Eight Ways to Turn Sales Reps into Creative Thinkers

Creative ThinkingSuccess in sales depends on how well you differentiate yourself and your product. That requires creativity. Average salespeople may be a dime a dozen, but truly original, creative thinkers are harder to find. Customers want to work with a salesperson who can generate ideas to set them apart from and ahead of their competition. Use these sales management tips to boost your team’s creativity and your bottom line.
1. Encourage daily improvement. Ask your team to concentrate on improving just one selling skill each day. At the end of the day, allow salespeople to exchange ideas on what they did differently that day and what effect it had. Open the floor for suggestions on improving and expanding each idea.
2. Post a brainstorming board. Encourage your team to generate solutions to a specific problem. On a whiteboard, write a common sales theme or problem. To help solve your team’s actual selling problems, take suggestions and give them a chance to come up with the problem.
3. Hold an idea lottery. Each month, use a roll of numbered tickets to hold an idea lottery. Solicit original ideas from your team, and reward the contributor of each new idea with a ticket. At the end of the month, fill a bowl with pieces of paper with numbers corresponding to the ticket numbers. Share the contributed ideas with your team, then draw a number from the bowl. The salesperson whose ticket number matches the number drawn wins a prize. Good prizes include dinner for two at a nice restaurant, movie tickets (throw in money for popcorn and drinks) or a gift certificate.
4. Display personal creativity symbols. Each of your salespeople has a unique perspective. Encourage them to express their individuality by having them display items on their desks that represent their views of creativity in selling. A crystal ball, for example, might represent a view toward future sales, or a bottle of Heinz ketchup could symbolize a personal goal of generating 57 new selling ideas.
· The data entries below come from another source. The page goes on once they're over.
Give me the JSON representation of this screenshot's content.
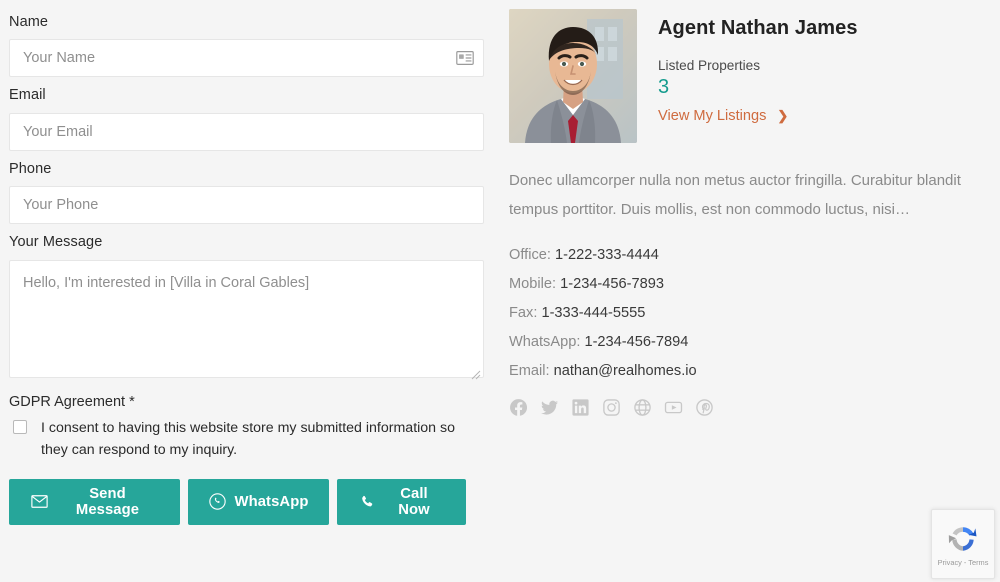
{
  "form": {
    "fields": [
      {
        "label": "Name",
        "placeholder": "Your Name",
        "value": "",
        "icon": "contact-card-icon"
      },
      {
        "label": "Email",
        "placeholder": "Your Email",
        "value": "",
        "icon": ""
      },
      {
        "label": "Phone",
        "placeholder": "Your Phone",
        "value": "",
        "icon": ""
      }
    ],
    "message": {
      "label": "Your Message",
      "placeholder": "Hello, I'm interested in [Villa in Coral Gables]",
      "value": ""
    },
    "gdpr": {
      "title": "GDPR Agreement *",
      "consent_text": "I consent to having this website store my submitted information so they can respond to my inquiry.",
      "checked": false
    },
    "buttons": [
      {
        "label": "Send Message",
        "icon": "envelope-icon"
      },
      {
        "label": "WhatsApp",
        "icon": "whatsapp-icon"
      },
      {
        "label": "Call Now",
        "icon": "phone-icon"
      }
    ]
  },
  "agent": {
    "name": "Agent Nathan James",
    "listed_label": "Listed Properties",
    "listed_count": "3",
    "view_listings_label": "View My Listings",
    "view_listings_chevron": "❯",
    "description": "Donec ullamcorper nulla non metus auctor fringilla. Curabitur blandit tempus porttitor. Duis mollis, est non commodo luctus, nisi…",
    "contacts": [
      {
        "label": "Office:",
        "value": "1-222-333-4444"
      },
      {
        "label": "Mobile:",
        "value": "1-234-456-7893"
      },
      {
        "label": "Fax:",
        "value": "1-333-444-5555"
      },
      {
        "label": "WhatsApp:",
        "value": "1-234-456-7894"
      },
      {
        "label": "Email:",
        "value": "nathan@realhomes.io"
      }
    ],
    "socials": [
      {
        "name": "facebook-icon"
      },
      {
        "name": "twitter-icon"
      },
      {
        "name": "linkedin-icon"
      },
      {
        "name": "instagram-icon"
      },
      {
        "name": "website-globe-icon"
      },
      {
        "name": "youtube-icon"
      },
      {
        "name": "pinterest-icon"
      }
    ]
  },
  "recaptcha": {
    "privacy_terms": "Privacy - Terms"
  },
  "colors": {
    "accent_teal": "#26a69a",
    "link_orange": "#cf6b3f",
    "count_teal": "#159c8e",
    "page_bg": "#f5f5f5"
  }
}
5. Brainstorm over burgers. Group brainstorming sessions allow your salespeople to bounce ideas off one another. Each week, have your salespeople meet for lunch in groups of four or five. Ask each person to read and share from an article, report, or book chapter on creativity and relate it to how it can help sales. When you can, invite an innovative businessperson to join you and provide an outside perspective.
6. Keep a bright ideas notebook. To make your team’s ideas pay off, you have to put them to use. Help ensure that those ideas don’t go to waste by encouraging your salespeople to record their ideas in a notebook. Each day, have your team write down three ideas for improving sales, and at the end of each month, collect the notebooks and categorize the ideas for further discussion.
7. Start a creative thinker’s hall of fame. If your team isn’t used to thinking creatively, you may need to provide an incentive to motivate a change in their thought patterns. Designate a wall in your department as a “Hall of Fame” for posting photos of salespeople whose ideas are implemented. Accompany each photo with a paragraph about the salesperson, the idea that was contributed and its impact on the company.
8. Consider how things can be done instead of how they can’t. Many of mankind’s greatest inventions were believed to be impossible until some innovator found a way to make them work. Ask your salespeople to think of three sales-related goals or tasks they think are impossible (such as getting an appointment with a tough prospect or setting a new sales record). Then have them think of three ways to accomplish each “impossible” task.
Progress doesn’t come from following the same old routines over and over – it’s a result of innovation and imagination. The sales team that wants to sell more effectively first needs to think more effectively, which means breaking out of rigid and traditional thought patterns. By taking proactive steps to manage the efforts of your sales team to think more creatively, you’re helping them take advantage of their highest potential.
– Michael Michalko